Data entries
'''

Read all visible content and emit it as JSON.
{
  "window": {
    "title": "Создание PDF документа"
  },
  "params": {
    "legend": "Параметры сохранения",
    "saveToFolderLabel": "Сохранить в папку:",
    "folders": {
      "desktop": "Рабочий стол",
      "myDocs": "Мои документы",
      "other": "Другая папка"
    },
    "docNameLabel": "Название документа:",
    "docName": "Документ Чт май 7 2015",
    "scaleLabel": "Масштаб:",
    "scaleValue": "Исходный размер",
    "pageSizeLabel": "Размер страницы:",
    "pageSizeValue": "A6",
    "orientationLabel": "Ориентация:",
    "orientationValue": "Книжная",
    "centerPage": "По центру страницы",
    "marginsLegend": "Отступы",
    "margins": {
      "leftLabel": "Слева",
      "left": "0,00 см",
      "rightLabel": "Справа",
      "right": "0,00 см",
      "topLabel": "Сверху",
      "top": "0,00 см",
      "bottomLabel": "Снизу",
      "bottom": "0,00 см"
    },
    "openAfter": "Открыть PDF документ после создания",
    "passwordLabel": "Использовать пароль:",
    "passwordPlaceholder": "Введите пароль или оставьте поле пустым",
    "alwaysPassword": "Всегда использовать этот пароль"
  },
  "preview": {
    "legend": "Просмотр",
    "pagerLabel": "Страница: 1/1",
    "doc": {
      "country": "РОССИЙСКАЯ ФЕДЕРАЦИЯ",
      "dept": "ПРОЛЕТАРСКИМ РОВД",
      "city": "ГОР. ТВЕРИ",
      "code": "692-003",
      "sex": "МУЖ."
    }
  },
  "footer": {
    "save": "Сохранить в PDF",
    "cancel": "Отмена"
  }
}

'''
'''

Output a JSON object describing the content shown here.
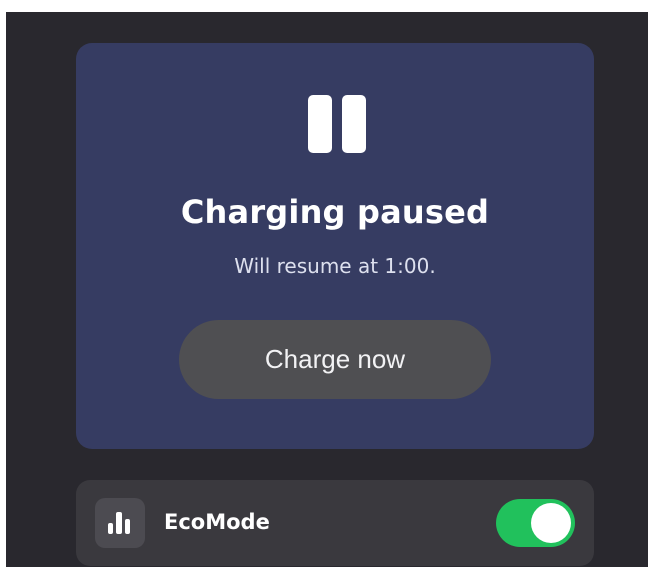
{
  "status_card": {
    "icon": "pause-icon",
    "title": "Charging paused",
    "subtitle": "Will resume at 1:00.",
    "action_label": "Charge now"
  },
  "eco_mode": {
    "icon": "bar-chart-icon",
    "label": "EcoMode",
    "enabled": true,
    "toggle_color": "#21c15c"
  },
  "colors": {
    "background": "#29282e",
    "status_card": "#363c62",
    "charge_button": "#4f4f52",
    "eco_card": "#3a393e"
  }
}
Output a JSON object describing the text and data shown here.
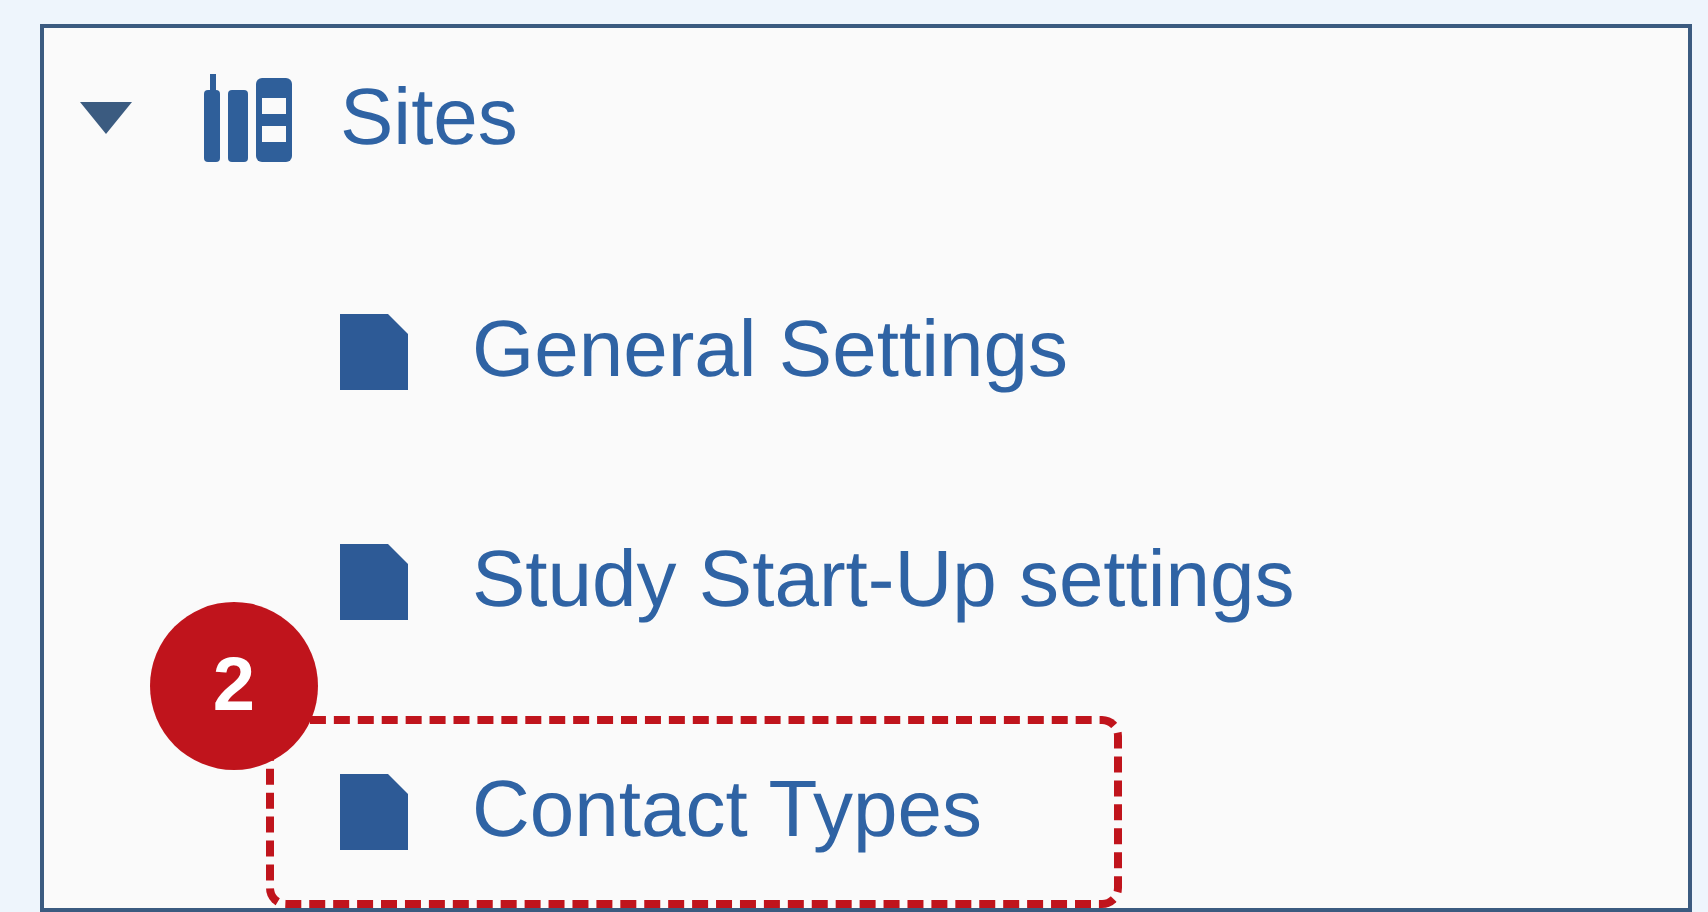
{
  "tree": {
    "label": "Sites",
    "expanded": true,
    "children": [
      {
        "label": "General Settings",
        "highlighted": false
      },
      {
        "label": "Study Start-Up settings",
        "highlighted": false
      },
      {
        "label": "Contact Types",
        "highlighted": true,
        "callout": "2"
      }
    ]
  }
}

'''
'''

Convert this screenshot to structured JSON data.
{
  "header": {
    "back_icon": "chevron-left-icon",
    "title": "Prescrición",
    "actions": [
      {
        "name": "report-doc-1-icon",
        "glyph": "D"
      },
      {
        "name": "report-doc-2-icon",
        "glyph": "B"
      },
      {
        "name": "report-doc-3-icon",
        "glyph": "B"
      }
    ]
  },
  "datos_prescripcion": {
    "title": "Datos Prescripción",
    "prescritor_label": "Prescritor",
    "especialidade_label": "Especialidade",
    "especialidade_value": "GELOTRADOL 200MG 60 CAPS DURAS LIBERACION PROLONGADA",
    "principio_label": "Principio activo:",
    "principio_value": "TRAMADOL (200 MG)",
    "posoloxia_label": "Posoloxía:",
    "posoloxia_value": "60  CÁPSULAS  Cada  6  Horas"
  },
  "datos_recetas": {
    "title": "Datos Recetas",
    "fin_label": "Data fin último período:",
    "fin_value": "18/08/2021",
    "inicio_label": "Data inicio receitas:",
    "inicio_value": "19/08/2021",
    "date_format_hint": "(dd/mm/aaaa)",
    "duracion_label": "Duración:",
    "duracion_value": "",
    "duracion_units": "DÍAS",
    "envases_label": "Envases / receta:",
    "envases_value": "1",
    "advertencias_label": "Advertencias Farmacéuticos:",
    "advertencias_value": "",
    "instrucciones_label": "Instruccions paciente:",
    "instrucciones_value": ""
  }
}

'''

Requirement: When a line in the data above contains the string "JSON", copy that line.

Response:
Read all visible content and emit it as JSON.
Output a JSON object describing the content shown here.
Output a JSON object describing the text and data shown here.
Convert this screenshot to structured JSON data.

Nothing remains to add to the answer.